Lavigne (Valmedia) v. 9061-6632 Québec Inc.: Infringement Of Moral Rights Will Not Go Unpunished
|09 February 2022
|Intellectual Property, Copyright
|Ms Isabelle Kalar
True to its continental European heritage, Canada has a strong regime for the protection of moral rights. This includes the inalienable right of creators to be associated with their work as its author and to protect its integrity, notwithstanding any assignment of economic rights. These rights have been recognized in Canada under the Copyright Act (the "Act") since 1931 and have been repeatedly recognized in past decisions of the Supreme Court of Canada1.
In Lavigne (Valmedia) v. 9061-6632 Québec inc., 2021 QCCQ 13322, Judge Choquette of the small claims division of the Court of Québec reminded users of content of the sanctions that may be imposed for infringement of moral rights. In that decision, the Court offered an interpretation of the parameters that govern the modification of photographs published in a newspaper.
In that case, the plaintiff, Emmanuel Lavigne, who was a professional photographer, contested the use of three of his photographs made by the defendant Journal Accès. Emmanuel Lavigne alleged that Journal Accès had infringed his copyright and his moral rights.
The Court held first, unsurprisingly, that the photographs were works protected by copyright within the meaning of the Act and that authorization was required for reproducing them. However, there was a licence between the parties that allowed Journal Accès to disseminate the photographs, but required that any reproduction be accompanied by the plaintiff Lavigne's logo. There was therefore no copyright infringement since Journal Accès had permission to publish the photographs. However, the Court seems to have ignored the fact that removing the plaintiff's logo put Journal Accès in breach of contract. The right of attribution, also called the right to be associated with the work as its author, is a recognized moral right that allows an author to be identified and to be associated with their work. In this case, that right was the subject of a specific obligation agreed to by the parties. It is therefore worth noting that the decision does not affect the contractual remedies that would otherwise result from the licence itself.
Accordingly, noting that the plaintiff Lavigne had not assigned any of his moral rights in his works, the Court found that the relevant question was whether the moral rights had been infringed.

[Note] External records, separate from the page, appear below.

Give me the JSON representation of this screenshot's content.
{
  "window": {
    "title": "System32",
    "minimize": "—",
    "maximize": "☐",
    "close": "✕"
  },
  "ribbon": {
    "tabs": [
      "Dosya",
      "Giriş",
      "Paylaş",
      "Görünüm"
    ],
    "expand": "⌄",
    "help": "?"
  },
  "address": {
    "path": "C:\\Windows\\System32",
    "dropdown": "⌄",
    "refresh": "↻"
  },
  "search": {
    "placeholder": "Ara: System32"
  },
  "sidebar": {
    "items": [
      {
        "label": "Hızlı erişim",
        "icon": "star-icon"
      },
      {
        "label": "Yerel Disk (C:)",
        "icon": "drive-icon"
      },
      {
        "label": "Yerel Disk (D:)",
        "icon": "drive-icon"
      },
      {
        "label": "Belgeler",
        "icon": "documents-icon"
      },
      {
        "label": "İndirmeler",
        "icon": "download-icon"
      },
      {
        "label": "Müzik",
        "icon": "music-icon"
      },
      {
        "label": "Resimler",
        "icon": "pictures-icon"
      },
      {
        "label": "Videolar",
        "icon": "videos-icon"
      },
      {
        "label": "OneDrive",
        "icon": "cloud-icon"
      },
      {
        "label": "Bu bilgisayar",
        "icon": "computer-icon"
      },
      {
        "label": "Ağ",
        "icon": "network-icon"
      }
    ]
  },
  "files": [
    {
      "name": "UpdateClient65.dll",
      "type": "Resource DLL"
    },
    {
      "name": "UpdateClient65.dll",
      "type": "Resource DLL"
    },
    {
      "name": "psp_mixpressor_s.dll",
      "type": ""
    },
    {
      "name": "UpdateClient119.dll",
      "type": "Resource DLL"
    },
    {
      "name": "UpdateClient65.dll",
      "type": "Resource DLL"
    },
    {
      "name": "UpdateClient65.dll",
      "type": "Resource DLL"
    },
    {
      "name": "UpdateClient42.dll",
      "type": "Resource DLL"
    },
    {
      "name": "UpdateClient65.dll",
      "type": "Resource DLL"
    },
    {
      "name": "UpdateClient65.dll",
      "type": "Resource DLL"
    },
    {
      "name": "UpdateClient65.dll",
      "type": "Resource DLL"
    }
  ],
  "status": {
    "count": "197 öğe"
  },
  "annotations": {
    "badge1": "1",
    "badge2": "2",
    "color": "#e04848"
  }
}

The plaintiff contended that his works had been altered by changes to the format and colour and by erasing the credit on the photographs. He alleged that this constituted an...
To continue readingRequest your trial